> [PROMPT] Show all lines below holding the string "flags".

Interface dataset entries:
______________________________

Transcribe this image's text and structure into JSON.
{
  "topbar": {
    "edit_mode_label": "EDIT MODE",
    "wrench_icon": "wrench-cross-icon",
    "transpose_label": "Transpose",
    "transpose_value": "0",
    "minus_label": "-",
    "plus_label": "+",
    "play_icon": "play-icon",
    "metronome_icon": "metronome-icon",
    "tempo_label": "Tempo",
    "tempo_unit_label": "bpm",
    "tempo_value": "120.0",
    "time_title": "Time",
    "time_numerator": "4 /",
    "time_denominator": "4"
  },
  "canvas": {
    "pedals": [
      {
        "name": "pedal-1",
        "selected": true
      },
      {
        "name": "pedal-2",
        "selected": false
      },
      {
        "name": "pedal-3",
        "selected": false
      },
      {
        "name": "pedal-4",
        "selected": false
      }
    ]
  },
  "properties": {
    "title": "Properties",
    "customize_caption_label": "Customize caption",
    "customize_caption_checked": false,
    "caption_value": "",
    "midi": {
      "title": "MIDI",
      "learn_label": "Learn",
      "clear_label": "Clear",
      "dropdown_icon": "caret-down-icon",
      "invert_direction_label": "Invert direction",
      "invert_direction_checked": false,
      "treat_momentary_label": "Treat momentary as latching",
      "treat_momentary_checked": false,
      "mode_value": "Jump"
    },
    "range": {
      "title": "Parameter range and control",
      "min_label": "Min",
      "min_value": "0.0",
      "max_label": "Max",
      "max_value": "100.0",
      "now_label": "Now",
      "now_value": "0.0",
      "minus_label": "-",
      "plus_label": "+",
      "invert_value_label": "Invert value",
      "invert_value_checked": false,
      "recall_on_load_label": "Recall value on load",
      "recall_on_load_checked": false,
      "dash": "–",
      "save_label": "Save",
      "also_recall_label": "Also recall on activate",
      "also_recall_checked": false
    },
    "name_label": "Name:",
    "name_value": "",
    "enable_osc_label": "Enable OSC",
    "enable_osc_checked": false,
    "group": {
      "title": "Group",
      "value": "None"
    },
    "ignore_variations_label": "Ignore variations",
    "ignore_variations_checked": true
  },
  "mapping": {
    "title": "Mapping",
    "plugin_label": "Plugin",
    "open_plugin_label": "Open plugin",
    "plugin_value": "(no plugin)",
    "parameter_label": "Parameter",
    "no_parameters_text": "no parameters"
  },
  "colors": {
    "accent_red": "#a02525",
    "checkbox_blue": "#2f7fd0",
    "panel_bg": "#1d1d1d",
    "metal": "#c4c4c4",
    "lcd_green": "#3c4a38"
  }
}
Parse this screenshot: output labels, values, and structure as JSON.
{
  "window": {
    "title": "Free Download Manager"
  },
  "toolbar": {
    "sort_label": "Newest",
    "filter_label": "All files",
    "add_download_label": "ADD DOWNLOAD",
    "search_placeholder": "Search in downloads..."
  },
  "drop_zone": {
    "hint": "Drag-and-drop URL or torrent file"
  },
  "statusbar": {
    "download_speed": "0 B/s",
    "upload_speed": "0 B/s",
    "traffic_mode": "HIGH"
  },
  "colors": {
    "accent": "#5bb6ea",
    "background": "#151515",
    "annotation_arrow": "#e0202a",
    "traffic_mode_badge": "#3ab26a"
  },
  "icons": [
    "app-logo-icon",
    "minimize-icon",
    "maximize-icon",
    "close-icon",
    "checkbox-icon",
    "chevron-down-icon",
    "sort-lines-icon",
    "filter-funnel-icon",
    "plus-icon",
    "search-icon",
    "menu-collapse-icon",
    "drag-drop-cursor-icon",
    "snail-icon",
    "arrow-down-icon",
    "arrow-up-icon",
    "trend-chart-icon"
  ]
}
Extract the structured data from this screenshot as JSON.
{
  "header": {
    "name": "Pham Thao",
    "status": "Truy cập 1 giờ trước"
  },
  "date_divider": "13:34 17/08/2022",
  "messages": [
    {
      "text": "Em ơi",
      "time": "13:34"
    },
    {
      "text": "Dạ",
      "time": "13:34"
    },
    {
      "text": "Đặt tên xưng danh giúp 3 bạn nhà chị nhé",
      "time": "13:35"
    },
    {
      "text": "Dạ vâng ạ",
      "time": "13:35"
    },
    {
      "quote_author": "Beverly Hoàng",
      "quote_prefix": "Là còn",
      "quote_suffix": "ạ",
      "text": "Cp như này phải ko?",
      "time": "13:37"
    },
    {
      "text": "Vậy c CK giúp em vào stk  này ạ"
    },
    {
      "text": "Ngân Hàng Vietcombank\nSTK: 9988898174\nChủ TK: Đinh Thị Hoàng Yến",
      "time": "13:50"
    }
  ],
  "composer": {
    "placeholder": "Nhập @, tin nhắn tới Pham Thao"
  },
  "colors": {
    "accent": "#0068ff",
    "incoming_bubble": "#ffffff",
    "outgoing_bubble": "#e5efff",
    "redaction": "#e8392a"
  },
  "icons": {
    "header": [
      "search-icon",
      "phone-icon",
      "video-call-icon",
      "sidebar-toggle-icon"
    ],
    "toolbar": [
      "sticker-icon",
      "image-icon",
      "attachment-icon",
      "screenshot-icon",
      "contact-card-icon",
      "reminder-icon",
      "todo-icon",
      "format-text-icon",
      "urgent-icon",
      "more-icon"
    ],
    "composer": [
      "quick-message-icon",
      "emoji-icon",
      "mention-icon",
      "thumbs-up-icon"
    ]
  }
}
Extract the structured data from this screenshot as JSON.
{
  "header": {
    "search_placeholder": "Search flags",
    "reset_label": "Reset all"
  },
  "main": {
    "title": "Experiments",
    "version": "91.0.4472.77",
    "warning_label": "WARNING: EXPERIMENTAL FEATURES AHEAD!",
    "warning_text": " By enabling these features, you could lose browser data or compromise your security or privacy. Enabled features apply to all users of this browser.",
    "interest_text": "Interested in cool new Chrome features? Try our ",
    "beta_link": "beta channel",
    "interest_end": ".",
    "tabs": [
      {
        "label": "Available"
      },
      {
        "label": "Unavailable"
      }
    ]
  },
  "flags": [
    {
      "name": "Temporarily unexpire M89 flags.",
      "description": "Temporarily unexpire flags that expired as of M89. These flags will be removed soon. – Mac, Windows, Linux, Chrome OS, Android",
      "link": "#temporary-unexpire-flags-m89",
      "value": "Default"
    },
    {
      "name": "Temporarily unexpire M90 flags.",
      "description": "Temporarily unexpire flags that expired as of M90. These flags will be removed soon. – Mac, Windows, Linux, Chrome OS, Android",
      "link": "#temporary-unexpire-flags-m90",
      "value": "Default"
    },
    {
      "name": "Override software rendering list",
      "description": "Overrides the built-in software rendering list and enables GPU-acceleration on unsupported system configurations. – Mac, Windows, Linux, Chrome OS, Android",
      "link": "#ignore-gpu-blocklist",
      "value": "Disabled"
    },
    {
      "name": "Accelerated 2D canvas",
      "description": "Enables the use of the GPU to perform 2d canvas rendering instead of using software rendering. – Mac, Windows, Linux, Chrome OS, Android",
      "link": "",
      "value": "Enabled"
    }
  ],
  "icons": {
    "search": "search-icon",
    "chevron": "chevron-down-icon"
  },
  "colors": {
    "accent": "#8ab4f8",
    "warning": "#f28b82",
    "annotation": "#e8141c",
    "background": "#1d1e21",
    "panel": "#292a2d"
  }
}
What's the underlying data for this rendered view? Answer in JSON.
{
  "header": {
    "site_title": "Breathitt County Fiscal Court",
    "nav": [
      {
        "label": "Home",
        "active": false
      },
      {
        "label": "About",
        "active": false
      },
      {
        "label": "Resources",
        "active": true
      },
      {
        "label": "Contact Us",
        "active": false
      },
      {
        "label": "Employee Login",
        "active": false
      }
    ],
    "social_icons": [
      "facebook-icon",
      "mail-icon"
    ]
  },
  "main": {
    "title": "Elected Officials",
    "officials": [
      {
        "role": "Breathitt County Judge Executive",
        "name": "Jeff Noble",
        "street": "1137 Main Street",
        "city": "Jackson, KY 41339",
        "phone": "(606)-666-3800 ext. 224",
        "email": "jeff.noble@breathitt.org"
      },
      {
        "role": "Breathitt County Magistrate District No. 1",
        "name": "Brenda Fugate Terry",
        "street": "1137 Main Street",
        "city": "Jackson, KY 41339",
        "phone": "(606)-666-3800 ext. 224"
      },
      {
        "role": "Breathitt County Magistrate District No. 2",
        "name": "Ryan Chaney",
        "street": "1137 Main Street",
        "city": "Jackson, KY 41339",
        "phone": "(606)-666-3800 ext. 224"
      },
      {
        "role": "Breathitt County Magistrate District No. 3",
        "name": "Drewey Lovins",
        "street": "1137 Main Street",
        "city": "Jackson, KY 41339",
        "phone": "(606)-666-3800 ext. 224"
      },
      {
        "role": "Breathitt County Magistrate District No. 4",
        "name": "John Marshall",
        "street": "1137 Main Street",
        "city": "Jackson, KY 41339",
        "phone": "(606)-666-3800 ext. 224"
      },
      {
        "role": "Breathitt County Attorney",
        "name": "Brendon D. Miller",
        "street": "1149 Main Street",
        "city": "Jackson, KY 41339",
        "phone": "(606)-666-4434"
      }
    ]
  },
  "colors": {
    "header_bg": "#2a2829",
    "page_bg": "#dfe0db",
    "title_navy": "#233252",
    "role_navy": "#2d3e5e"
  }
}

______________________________

> [REPLY]
    "search_placeholder": "Search flags",
  "flags": [
      "name": "Temporarily unexpire M89 flags.",
      "description": "Temporarily unexpire flags that expired as of M89. These flags will be removed soon. – Mac, Windows, Linux, Chrome OS, Android",
      "link": "#temporary-unexpire-flags-m89",
      "name": "Temporarily unexpire M90 flags.",
      "description": "Temporarily unexpire flags that expired as of M90. These flags will be removed soon. – Mac, Windows, Linux, Chrome OS, Android",
      "link": "#temporary-unexpire-flags-m90",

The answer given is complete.